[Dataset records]
--------------------------------------------------
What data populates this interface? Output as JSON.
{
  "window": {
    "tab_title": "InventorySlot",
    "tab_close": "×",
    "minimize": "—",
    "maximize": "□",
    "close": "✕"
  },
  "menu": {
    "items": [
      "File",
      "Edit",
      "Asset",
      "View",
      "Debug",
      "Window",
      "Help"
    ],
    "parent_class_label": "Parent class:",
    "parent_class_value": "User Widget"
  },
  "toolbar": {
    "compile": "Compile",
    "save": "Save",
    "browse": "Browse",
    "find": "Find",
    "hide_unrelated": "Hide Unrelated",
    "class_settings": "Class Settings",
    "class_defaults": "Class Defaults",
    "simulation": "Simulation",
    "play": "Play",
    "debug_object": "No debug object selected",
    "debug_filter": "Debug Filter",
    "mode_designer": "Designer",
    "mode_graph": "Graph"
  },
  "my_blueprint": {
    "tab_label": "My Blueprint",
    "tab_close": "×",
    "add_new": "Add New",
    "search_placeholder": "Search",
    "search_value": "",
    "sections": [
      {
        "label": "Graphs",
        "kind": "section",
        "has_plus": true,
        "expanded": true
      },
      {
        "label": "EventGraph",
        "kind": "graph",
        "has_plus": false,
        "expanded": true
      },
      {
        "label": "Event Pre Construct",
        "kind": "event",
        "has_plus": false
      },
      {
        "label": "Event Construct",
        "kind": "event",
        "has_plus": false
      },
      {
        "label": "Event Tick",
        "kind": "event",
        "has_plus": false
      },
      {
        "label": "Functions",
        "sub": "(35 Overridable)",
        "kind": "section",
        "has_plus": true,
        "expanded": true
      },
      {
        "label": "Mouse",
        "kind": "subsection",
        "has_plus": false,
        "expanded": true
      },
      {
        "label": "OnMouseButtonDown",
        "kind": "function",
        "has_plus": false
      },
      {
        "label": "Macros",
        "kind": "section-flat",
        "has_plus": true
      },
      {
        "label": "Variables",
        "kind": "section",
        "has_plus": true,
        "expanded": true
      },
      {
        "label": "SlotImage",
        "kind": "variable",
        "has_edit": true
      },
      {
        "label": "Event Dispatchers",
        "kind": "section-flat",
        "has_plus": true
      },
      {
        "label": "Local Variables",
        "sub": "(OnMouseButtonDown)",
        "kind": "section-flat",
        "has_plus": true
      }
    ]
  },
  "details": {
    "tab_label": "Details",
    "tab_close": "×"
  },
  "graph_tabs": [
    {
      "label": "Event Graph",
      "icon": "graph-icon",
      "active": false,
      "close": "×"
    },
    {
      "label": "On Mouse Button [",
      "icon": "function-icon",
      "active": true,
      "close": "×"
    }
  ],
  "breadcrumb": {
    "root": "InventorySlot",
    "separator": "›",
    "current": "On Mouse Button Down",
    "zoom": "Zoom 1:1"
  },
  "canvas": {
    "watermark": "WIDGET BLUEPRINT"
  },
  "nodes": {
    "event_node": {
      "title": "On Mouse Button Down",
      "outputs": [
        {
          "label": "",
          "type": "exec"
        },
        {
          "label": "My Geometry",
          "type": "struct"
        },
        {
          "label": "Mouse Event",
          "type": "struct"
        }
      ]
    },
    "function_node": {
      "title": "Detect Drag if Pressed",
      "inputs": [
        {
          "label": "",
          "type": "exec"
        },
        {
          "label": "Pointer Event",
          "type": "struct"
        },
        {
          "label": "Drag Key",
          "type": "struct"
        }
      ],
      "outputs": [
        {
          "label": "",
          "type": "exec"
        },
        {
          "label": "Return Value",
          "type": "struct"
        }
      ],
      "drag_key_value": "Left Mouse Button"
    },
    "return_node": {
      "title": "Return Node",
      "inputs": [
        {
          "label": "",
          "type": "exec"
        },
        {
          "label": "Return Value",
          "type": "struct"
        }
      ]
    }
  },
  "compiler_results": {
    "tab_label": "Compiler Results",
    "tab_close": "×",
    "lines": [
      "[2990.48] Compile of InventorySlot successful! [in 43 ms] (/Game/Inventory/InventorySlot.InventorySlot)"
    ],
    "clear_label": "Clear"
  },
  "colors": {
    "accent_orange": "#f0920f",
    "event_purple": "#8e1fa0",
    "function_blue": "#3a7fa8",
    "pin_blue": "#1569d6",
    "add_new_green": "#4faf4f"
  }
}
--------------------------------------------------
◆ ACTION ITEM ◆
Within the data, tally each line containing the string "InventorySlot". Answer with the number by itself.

◆ OUTPUT OF THE TASK ◆
3